Extracted records.
Content starts
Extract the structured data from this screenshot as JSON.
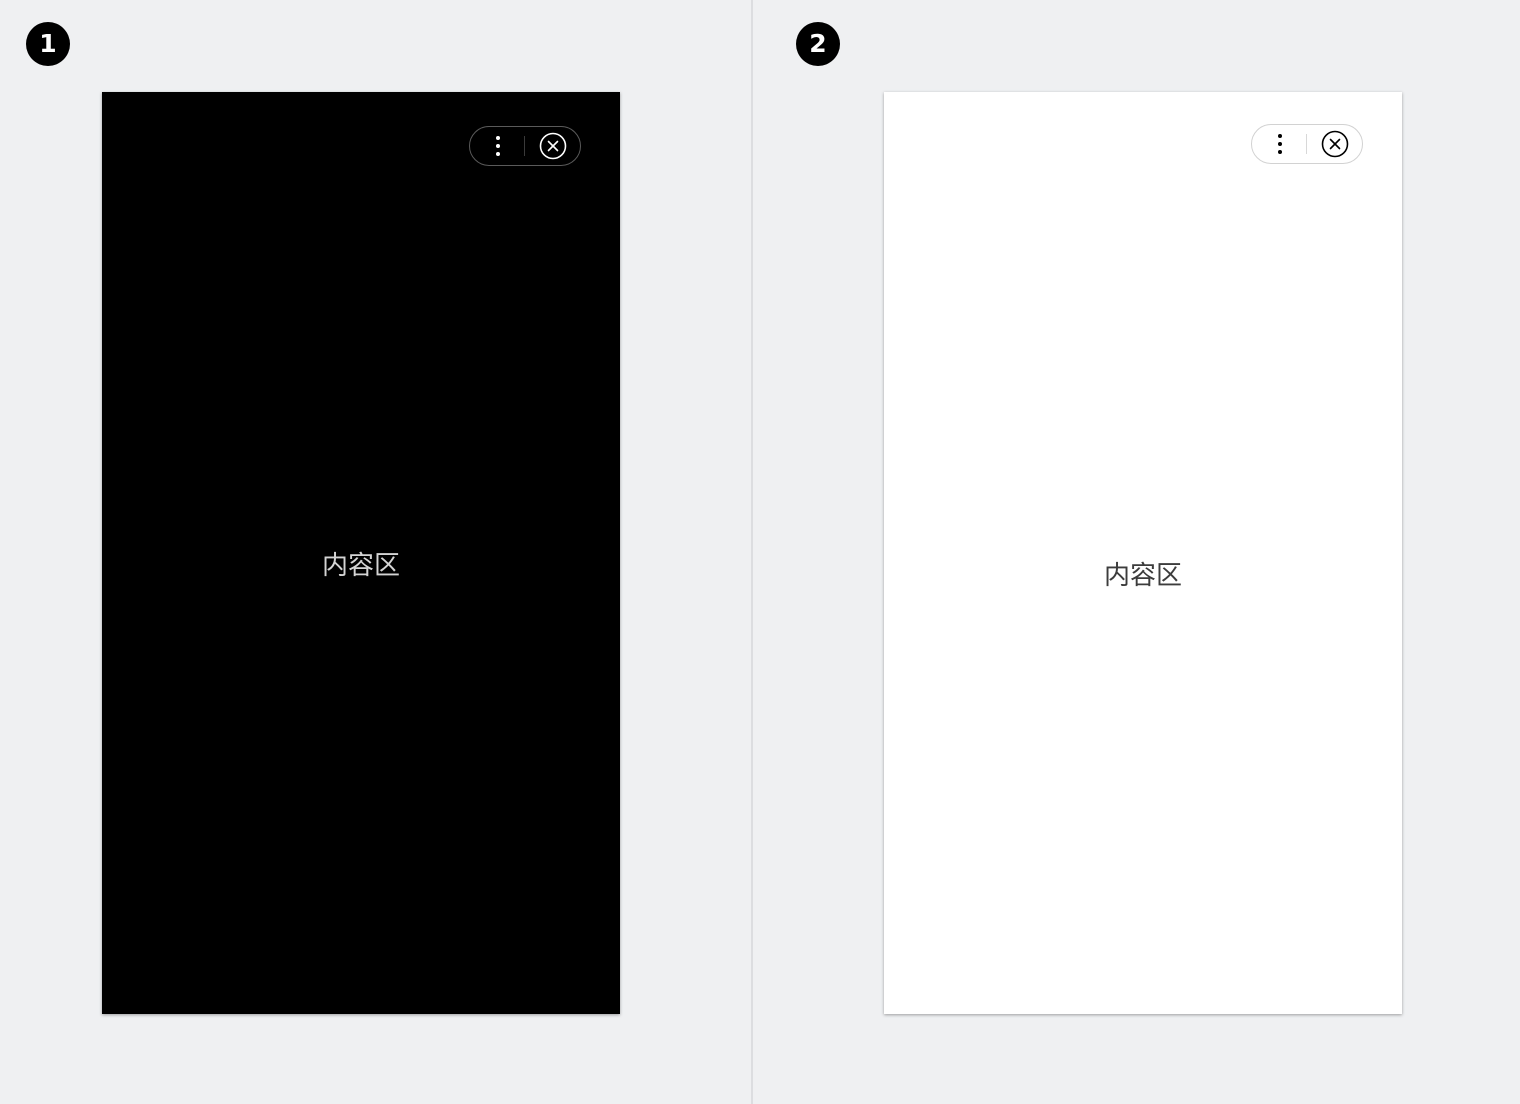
{
  "screens": [
    {
      "marker": "1",
      "theme": "dark",
      "background": "#000000",
      "capsule": {
        "menu_icon": "more-vertical-icon",
        "close_icon": "close-circle-icon",
        "icon_color": "#ffffff"
      },
      "content_label": "内容区"
    },
    {
      "marker": "2",
      "theme": "light",
      "background": "#ffffff",
      "capsule": {
        "menu_icon": "more-vertical-icon",
        "close_icon": "close-circle-icon",
        "icon_color": "#000000"
      },
      "content_label": "内容区"
    }
  ]
}
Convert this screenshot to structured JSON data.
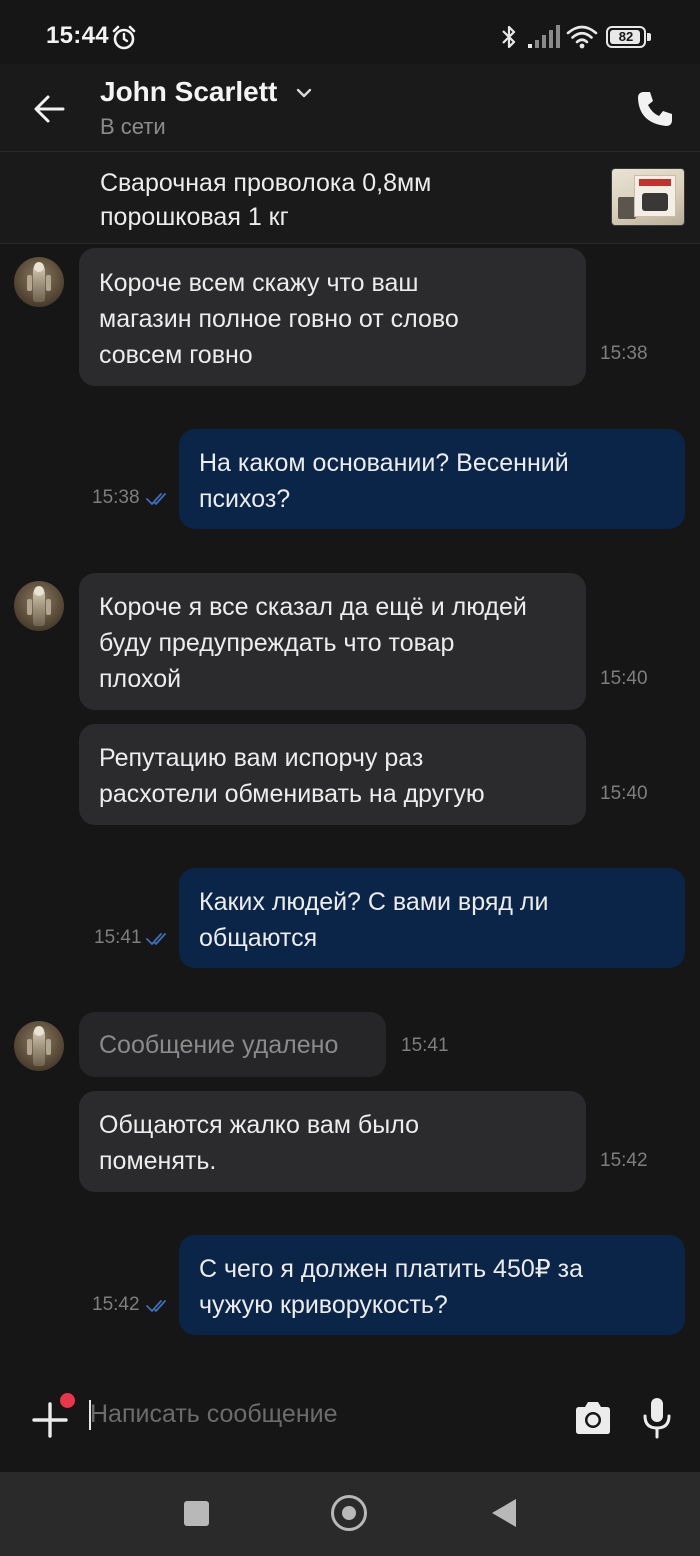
{
  "status_bar": {
    "time": "15:44",
    "battery": "82"
  },
  "header": {
    "contact_name": "John Scarlett",
    "contact_status": "В сети"
  },
  "product": {
    "title": "Сварочная проволока 0,8мм\nпорошковая 1 кг"
  },
  "messages": [
    {
      "from": "them",
      "text": "Короче всем скажу что ваш\nмагазин полное говно от слово\nсовсем говно",
      "time": "15:38"
    },
    {
      "from": "me",
      "text": "На каком основании? Весенний\nпсихоз?",
      "time": "15:38",
      "status": "read"
    },
    {
      "from": "them",
      "text": "Короче я все сказал да ещё и людей\nбуду предупреждать что товар\nплохой",
      "time": "15:40"
    },
    {
      "from": "them",
      "text": "Репутацию вам испорчу раз\nрасхотели  обменивать на другую",
      "time": "15:40"
    },
    {
      "from": "me",
      "text": "Каких людей? С вами вряд ли\nобщаются",
      "time": "15:41",
      "status": "read"
    },
    {
      "from": "them",
      "text": "Сообщение удалено",
      "time": "15:41",
      "deleted": true
    },
    {
      "from": "them",
      "text": "Общаются жалко вам было\nпоменять.",
      "time": "15:42"
    },
    {
      "from": "me",
      "text": "С чего я должен платить 450₽ за\nчужую криворукость?",
      "time": "15:42",
      "status": "read"
    }
  ],
  "composer": {
    "placeholder": "Написать сообщение"
  },
  "colors": {
    "incoming_bubble": "#2b2b2d",
    "outgoing_bubble": "#0a2547",
    "read_tick": "#3d6fb8",
    "badge": "#e8364a"
  }
}
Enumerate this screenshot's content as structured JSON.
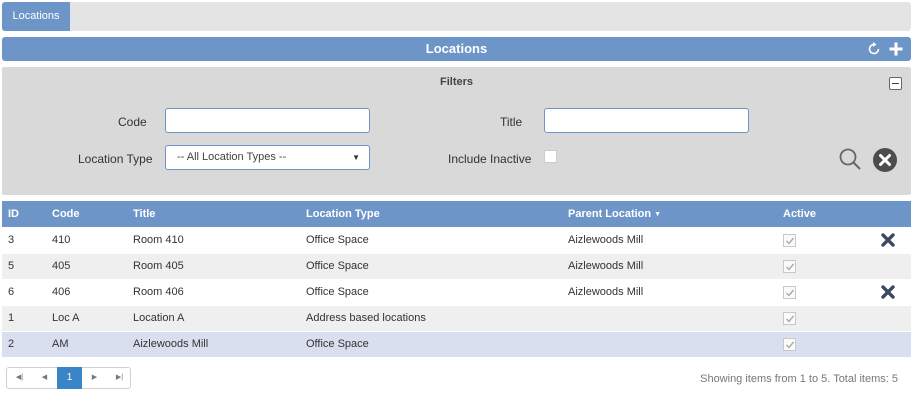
{
  "tabbar": {
    "tabs": [
      {
        "label": "Locations"
      }
    ]
  },
  "header": {
    "title": "Locations",
    "refresh_icon": "refresh-icon",
    "add_icon": "plus-icon"
  },
  "filters": {
    "title": "Filters",
    "code_label": "Code",
    "code_value": "",
    "title_label": "Title",
    "title_value": "",
    "location_type_label": "Location Type",
    "location_type_selected": "-- All Location Types --",
    "include_inactive_label": "Include Inactive",
    "include_inactive_checked": false
  },
  "grid": {
    "columns": [
      "ID",
      "Code",
      "Title",
      "Location Type",
      "Parent Location",
      "Active"
    ],
    "sorted_column": "Parent Location",
    "rows": [
      {
        "id": "3",
        "code": "410",
        "title": "Room 410",
        "type": "Office Space",
        "parent": "Aizlewoods Mill",
        "active": true,
        "deletable": true
      },
      {
        "id": "5",
        "code": "405",
        "title": "Room 405",
        "type": "Office Space",
        "parent": "Aizlewoods Mill",
        "active": true,
        "deletable": false
      },
      {
        "id": "6",
        "code": "406",
        "title": "Room 406",
        "type": "Office Space",
        "parent": "Aizlewoods Mill",
        "active": true,
        "deletable": true
      },
      {
        "id": "1",
        "code": "Loc A",
        "title": "Location A",
        "type": "Address based locations",
        "parent": "",
        "active": true,
        "deletable": false
      },
      {
        "id": "2",
        "code": "AM",
        "title": "Aizlewoods Mill",
        "type": "Office Space",
        "parent": "",
        "active": true,
        "deletable": false
      }
    ]
  },
  "pager": {
    "current_page": "1",
    "info": "Showing items from 1 to 5. Total items: 5"
  },
  "colors": {
    "accent": "#6e95c8",
    "pager_active": "#3a84c8",
    "delete": "#3b4a5c"
  }
}
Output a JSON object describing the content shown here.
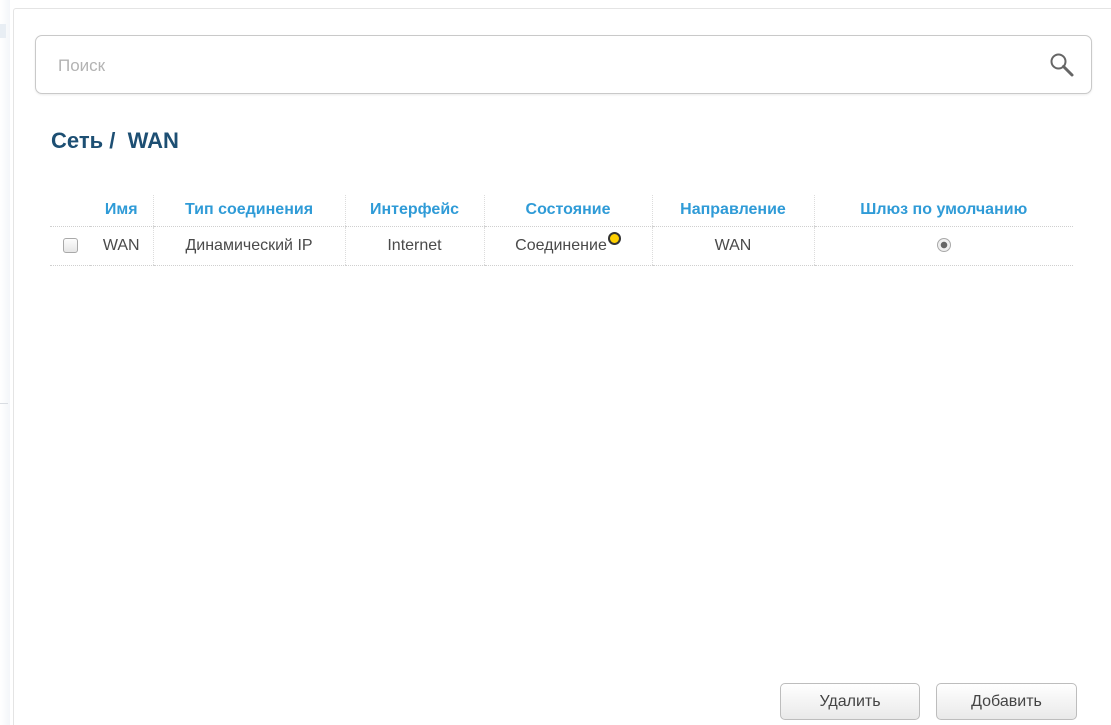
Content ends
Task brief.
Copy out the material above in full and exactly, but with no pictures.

Solution to this exercise.
Extract the structured data from this screenshot as JSON.
{
  "screens": [
    {
      "marker": "1",
      "theme": "dark",
      "background": "#000000",
      "capsule": {
        "menu_icon": "more-vertical-icon",
        "close_icon": "close-circle-icon",
        "icon_color": "#ffffff"
      },
      "content_label": "内容区"
    },
    {
      "marker": "2",
      "theme": "light",
      "background": "#ffffff",
      "capsule": {
        "menu_icon": "more-vertical-icon",
        "close_icon": "close-circle-icon",
        "icon_color": "#000000"
      },
      "content_label": "内容区"
    }
  ]
}
Convert this screenshot to structured JSON data.
{
  "status_bar": {
    "time": "15:44",
    "battery": "82"
  },
  "header": {
    "contact_name": "John Scarlett",
    "contact_status": "В сети"
  },
  "product": {
    "title": "Сварочная проволока 0,8мм\nпорошковая 1 кг"
  },
  "messages": [
    {
      "from": "them",
      "text": "Короче всем скажу что ваш\nмагазин полное говно от слово\nсовсем говно",
      "time": "15:38"
    },
    {
      "from": "me",
      "text": "На каком основании? Весенний\nпсихоз?",
      "time": "15:38",
      "status": "read"
    },
    {
      "from": "them",
      "text": "Короче я все сказал да ещё и людей\nбуду предупреждать что товар\nплохой",
      "time": "15:40"
    },
    {
      "from": "them",
      "text": "Репутацию вам испорчу раз\nрасхотели  обменивать на другую",
      "time": "15:40"
    },
    {
      "from": "me",
      "text": "Каких людей? С вами вряд ли\nобщаются",
      "time": "15:41",
      "status": "read"
    },
    {
      "from": "them",
      "text": "Сообщение удалено",
      "time": "15:41",
      "deleted": true
    },
    {
      "from": "them",
      "text": "Общаются жалко вам было\nпоменять.",
      "time": "15:42"
    },
    {
      "from": "me",
      "text": "С чего я должен платить 450₽ за\nчужую криворукость?",
      "time": "15:42",
      "status": "read"
    }
  ],
  "composer": {
    "placeholder": "Написать сообщение"
  },
  "colors": {
    "incoming_bubble": "#2b2b2d",
    "outgoing_bubble": "#0a2547",
    "read_tick": "#3d6fb8",
    "badge": "#e8364a"
  }
}
Enumerate this screenshot's content as structured JSON.
{
  "tabbar": {
    "tabs": [
      {
        "label": "Locations"
      }
    ]
  },
  "header": {
    "title": "Locations",
    "refresh_icon": "refresh-icon",
    "add_icon": "plus-icon"
  },
  "filters": {
    "title": "Filters",
    "code_label": "Code",
    "code_value": "",
    "title_label": "Title",
    "title_value": "",
    "location_type_label": "Location Type",
    "location_type_selected": "-- All Location Types --",
    "include_inactive_label": "Include Inactive",
    "include_inactive_checked": false
  },
  "grid": {
    "columns": [
      "ID",
      "Code",
      "Title",
      "Location Type",
      "Parent Location",
      "Active"
    ],
    "sorted_column": "Parent Location",
    "rows": [
      {
        "id": "3",
        "code": "410",
        "title": "Room 410",
        "type": "Office Space",
        "parent": "Aizlewoods Mill",
        "active": true,
        "deletable": true
      },
      {
        "id": "5",
        "code": "405",
        "title": "Room 405",
        "type": "Office Space",
        "parent": "Aizlewoods Mill",
        "active": true,
        "deletable": false
      },
      {
        "id": "6",
        "code": "406",
        "title": "Room 406",
        "type": "Office Space",
        "parent": "Aizlewoods Mill",
        "active": true,
        "deletable": true
      },
      {
        "id": "1",
        "code": "Loc A",
        "title": "Location A",
        "type": "Address based locations",
        "parent": "",
        "active": true,
        "deletable": false
      },
      {
        "id": "2",
        "code": "AM",
        "title": "Aizlewoods Mill",
        "type": "Office Space",
        "parent": "",
        "active": true,
        "deletable": false
      }
    ]
  },
  "pager": {
    "current_page": "1",
    "info": "Showing items from 1 to 5. Total items: 5"
  },
  "colors": {
    "accent": "#6e95c8",
    "pager_active": "#3a84c8",
    "delete": "#3b4a5c"
  }
}
Output a JSON object describing the content shown here.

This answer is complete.